"Tax is a factor, but the best way to bring in investment," he believes, "is to develop infrastructure, skills and innovation."
The UK Treasury insists that its corporate tax-cutting approach has so far worked, encouraging investment and enterprise, and thus creating jobs.
Questioned about this recently, Mr Hammond said "By being globally competitive, that's how we protect the living standards and the jobs of our people."
On a freezing cold and windy evening I put these arguments to a Dublin city councillor as we walked through the ward he represents in Coolock, one of the poorer neighbourhoods in Dublin's northern suburbs.
Michael O'Brien points out a local hospital, which he says is suffering from a shortage of beds and staff.
And he tells me about the housing issues he has to deal with, the families in temporary accommodation, and the people sleeping rough.
He refuses to buy the idea that a lower corporate tax rate is an overall benefit to the economy.
"If more tax was demanded of the multinationals and domestic businesses, it would bring in billions of extra revenue that could be spent to deal with the housing crisis, deal with the healthcare crisis," he argues.
"It's insufferable to hear the likes of Facebook extolling this low tax regime. I think people see a basic issue of tax justice."
And with that, Councillor O'Brien heads off to try and deal with a few more problems among his constituents.

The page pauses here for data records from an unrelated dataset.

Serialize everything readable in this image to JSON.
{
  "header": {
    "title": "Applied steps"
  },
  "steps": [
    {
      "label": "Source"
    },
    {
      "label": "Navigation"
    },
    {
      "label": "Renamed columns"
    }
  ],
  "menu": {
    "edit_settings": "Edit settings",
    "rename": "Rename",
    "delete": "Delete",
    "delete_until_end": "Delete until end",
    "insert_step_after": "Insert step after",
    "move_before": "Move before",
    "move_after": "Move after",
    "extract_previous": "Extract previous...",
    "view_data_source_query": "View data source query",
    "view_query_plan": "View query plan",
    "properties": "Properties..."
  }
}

And I use my smartphone to order a taxi, check emails and what my friends are posting on Facebook, and soon leave Coolock far behind.